“Without good cause?” Barr replied. “I would not carry out that instruction.”

He later acknowledged that it is “understandable” that Trump views the probe as a witch hunt, given that he maintains there was no collusion.

“I think it’s understandable that if someone felt they were falsely accused, they would feel the investigation was something like a witch hunt,” Barr told lawmakers.

Barr, who served as attorney general during the George H.W. Bush administration, was circumspect in some of his answers. He said he would provide as much information as possible to Congress and the public about Mueller’s final report in accordance with relevant laws, but was careful not to commit to releasing the findings in their entirety.

“That certainly is my goal and intent,” Barr said.

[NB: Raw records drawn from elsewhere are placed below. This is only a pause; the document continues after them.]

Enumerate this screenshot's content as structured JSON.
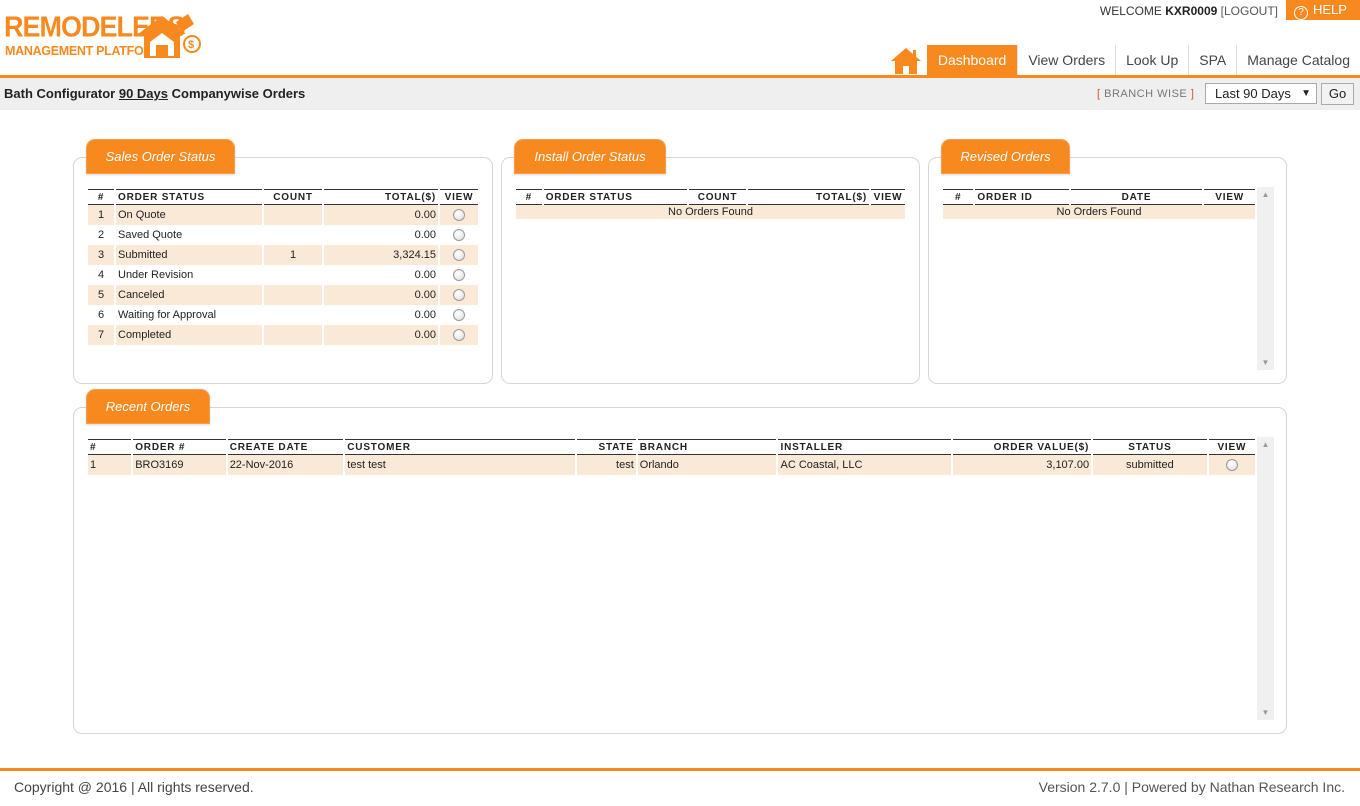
{
  "brand": {
    "line1": "REMODELERS",
    "line2": "MANAGEMENT PLATFORM",
    "color": "#f7891f"
  },
  "user": {
    "welcome": "WELCOME",
    "id": "KXR0009",
    "logout": "LOGOUT"
  },
  "help": "HELP",
  "nav": {
    "home_icon": "home-icon",
    "tabs": [
      "Dashboard",
      "View Orders",
      "Look Up",
      "SPA",
      "Manage Catalog"
    ],
    "active": "Dashboard"
  },
  "subbar": {
    "title_pre": "Bath Configurator",
    "title_link": "90 Days",
    "title_post": "Companywise Orders",
    "branch_wise": "BRANCH WISE",
    "period": "Last 90 Days",
    "go": "Go"
  },
  "sales": {
    "title": "Sales Order Status",
    "headers": [
      "#",
      "ORDER STATUS",
      "COUNT",
      "TOTAL($)",
      "VIEW"
    ],
    "rows": [
      {
        "n": "1",
        "status": "On Quote",
        "count": "",
        "total": "0.00"
      },
      {
        "n": "2",
        "status": "Saved Quote",
        "count": "",
        "total": "0.00"
      },
      {
        "n": "3",
        "status": "Submitted",
        "count": "1",
        "total": "3,324.15"
      },
      {
        "n": "4",
        "status": "Under Revision",
        "count": "",
        "total": "0.00"
      },
      {
        "n": "5",
        "status": "Canceled",
        "count": "",
        "total": "0.00"
      },
      {
        "n": "6",
        "status": "Waiting for Approval",
        "count": "",
        "total": "0.00"
      },
      {
        "n": "7",
        "status": "Completed",
        "count": "",
        "total": "0.00"
      }
    ]
  },
  "install": {
    "title": "Install Order Status",
    "headers": [
      "#",
      "ORDER STATUS",
      "COUNT",
      "TOTAL($)",
      "VIEW"
    ],
    "empty": "No Orders Found"
  },
  "revised": {
    "title": "Revised Orders",
    "headers": [
      "#",
      "ORDER ID",
      "DATE",
      "VIEW"
    ],
    "empty": "No Orders Found"
  },
  "recent": {
    "title": "Recent Orders",
    "headers": [
      "#",
      "ORDER #",
      "CREATE DATE",
      "CUSTOMER",
      "STATE",
      "BRANCH",
      "INSTALLER",
      "ORDER VALUE($)",
      "STATUS",
      "VIEW"
    ],
    "rows": [
      {
        "n": "1",
        "order": "BRO3169",
        "date": "22-Nov-2016",
        "customer": "test test",
        "state": "test",
        "branch": "Orlando",
        "installer": "AC Coastal, LLC",
        "value": "3,107.00",
        "status": "submitted"
      }
    ]
  },
  "footer": {
    "copyright": "Copyright @ 2016 | All rights reserved.",
    "version": "Version 2.7.0 | Powered by Nathan Research Inc."
  }
}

He also would not commit to recusing himself from the investigation if career Justice Department ethics officials recommended that course of action, a response that irked some Democrats.

“You’re going to basically follow the Whitaker model,” quipped Sen. Mazie HironoMazie Keiko HironoIf only woke protesters knew how close they were to meaningful police reform Hillicon Valley: Facebook takes down 'boogaloo' network after pressure | Election security measure pulled from Senate bill | FCC officially designating Huawei, ZTE as threats Senate Democrats call on Facebook to crack down on white supremacists MORE (D-Hawaii), referring to acting Attorney General Matthew Whitaker, who did not recuse himself from the Mueller probe despite guidance from an ethics official. “In this context, just asking us to trust you is not enough.”

Trump’s extended attacks on Sessions for his recusal ultimately precipitated his resignation the day after the November midterm elections.

Barr’s daylong confirmation hearing, the first of two, mostly centered around questions about oversight of the Mueller investigation, which is on the verge of entering its 21st month.

When asked to address remarks made by Trump’s personal attorney Rudy Giuliani to The Hill last week that the president’s legal team should be allowed to “correct” Mueller’s ultimate report, Barr gave a definitive response.

“That will not happen,” Barr said.

He also fielded inquiries about immigration, criminal justice reform and drug prosecutions, in addition to highlighting what would be his priorities at the Justice Department: prosecuting violent and hate crimes; enforcing immigration laws; and protecting the integrity of U.S. elections.

The Judiciary Committee, chaired by Sen. Lindsey GrahamLindsey Olin GrahamJaime Harrison seeks to convince Democrats he can take down Lindsey Graham Hillicon Valley: Senate panel advances bill targeting online child sexual abuse | Trump administration awards tech group contract to build 'virtual' wall | Advocacy groups urge Congress to ban facial recognition technologies Senate panel advances bill targeting online child sexual abuse MORE (R-S.C.), is expected to advance Barr’s nomination, due in large part to the GOP majority on the panel. His nomination will then be considered by the full Senate.

Meanwhile, Mueller’s investigation presses on, garnering intense public intrigue. The special counsel is widely believed to be in the later stages of the investigation, but there are not clear signs that Mueller is wrapping up anytime soon.

In a court filing Tuesday, Mueller indicated that former Trump campaign aide Richard Gates is cooperating in “several” ongoing investigations. Mueller’s grand jury was also extended earlier this month, raising the possibility the Russia probe could go on for months longer.

Olivia Beavers and Jacqueline Thomsen contributed.